Activity in the Bilateral Inferior Occipital Regions and the Left IFG Pars Opercularis
The data of our typical participants also revealed significant responses to orthographic stimuli in the inferior occipital regions (bilaterally) and in the left IFG pars opercularis. The bilateral inferior occipital cortices showed similar activity to vertically and horizontally displayed words and more to words and pseudowords than to checkerboards, although it should be noted that there was a trend toward less activity for horizontally presented words than in the other conditions. This activity might be related to the extraction of visual features from letters (which were the same in the vertically and the horizontally presented words). Activation of inferior occipital regions in visual word processing has been observed before but has not received much attention.

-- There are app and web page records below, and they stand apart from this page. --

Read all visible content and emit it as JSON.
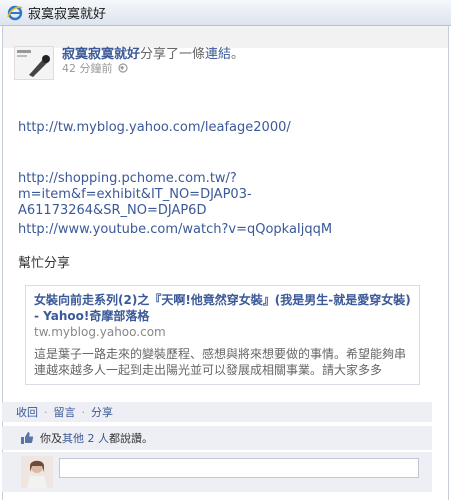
{
  "window": {
    "title": "寂寞寂寞就好"
  },
  "post": {
    "author": "寂寞寂寞就好",
    "shared_text": "分享了一條",
    "link_word": "連結",
    "period": "。",
    "time": "42 分鐘前",
    "blog_url": "http://tw.myblog.yahoo.com/leafage2000/",
    "shop_url_lines": [
      "http://shopping.pchome.com.tw/?",
      "m=item&f=exhibit&IT_NO=DJAP03-",
      "A61173264&SR_NO=DJAP6D"
    ],
    "youtube_url": "http://www.youtube.com/watch?v=qQopkaIjqqM",
    "message": "幫忙分享"
  },
  "attachment": {
    "title": "女裝向前走系列(2)之『天啊!他竟然穿女裝』(我是男生-就是愛穿女裝) - Yahoo!奇摩部落格",
    "domain": "tw.myblog.yahoo.com",
    "description": "這是葉子一路走來的變裝歷程、感想與將來想要做的事情。希望能夠串連越來越多人一起到走出陽光並可以發展成相關事業。請大家多多"
  },
  "actions": {
    "unlike": "收回",
    "comment": "留言",
    "share": "分享",
    "separator": "·"
  },
  "likes": {
    "prefix": "你及",
    "others": "其他 2 人",
    "suffix": "都說讚。"
  },
  "comment": {
    "placeholder": ""
  },
  "colors": {
    "link": "#3b5998",
    "bar": "#edeff4"
  }
}
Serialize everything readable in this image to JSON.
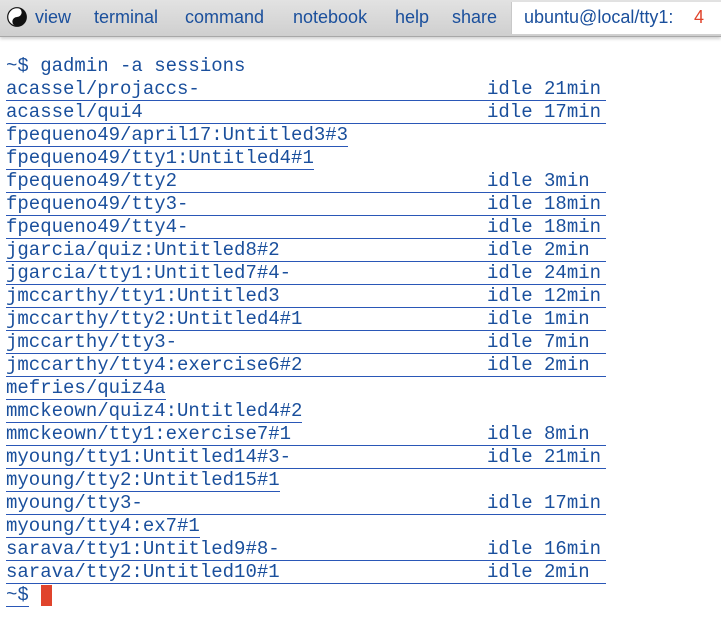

Notice that this region roughly corresponds to the so-called “occipital face area” (Haxby et al. 1999; Gauthier et al. 2000), which together with the “fusiform face area” plays a critical role in face recognition (Rossion et al. 2003). It is also interesting to note that a previous study showed decreased activity in this region after visual word form training (Xue and Poldrack, 2007). Further studies are expected to clarify the specific function of this region for visual word processing.
The left but not the right posterior IFG (pars opercularis) showed activity specific to vertically displayed words. Further analyses revealed that this left frontal region was also responsive to pseudowords in both formats. Note that all these stimuli elicit a serial letter-processing mode, which involves grapheme–phoneme conversion (Fiebach et al. 2002; Jobard et al. 2003). Activity in the IFG pars opercularis is therefore likely to reflect phonological processes involved in reading (see also Fiez et al. 1999; Bookheimer 2002; Tan et al. 2005). The requirement to link phonological and orthographical information in reading is probably the main reason why the vOT lateralizes to the same side as the language areas in the frontal lobes.
The entire pattern of results reported here is very suggestive of the assumption that reading-related d-vOT responses result from the integration of general visual form recognition within the network devoted to language processing (e.g., Booth et al. 2003; Devlin et al. 2006; Ben-Shachar et al. 2007; Kronbichler et al. 2007, 2009; Bolger et al. 2008). Note that this proposal is coherent with the fact that the vOT region is also involved in the processing of visual forms such as pictures (e.g., Price and Devlin 2004; Hillis et al. 2005; Wright et al. 2008). What clearly differentiates the processing of visual words and the processing of other visual forms is the linguistic nature of the stimuli. Reading-specific perceptual expertise results in a lasting reliance on the vOT region in the language dominant hemisphere and decreasing reliance on the vOT region in the nondominant hemisphere.
This work was supported by grants from the European Research and Training Network: “Language and Brain” (RTN: “LAB”). We are grateful to Fabienne Poncet and Christina Vighi for their help in fMRI data collection. Conflict of interest: None declared.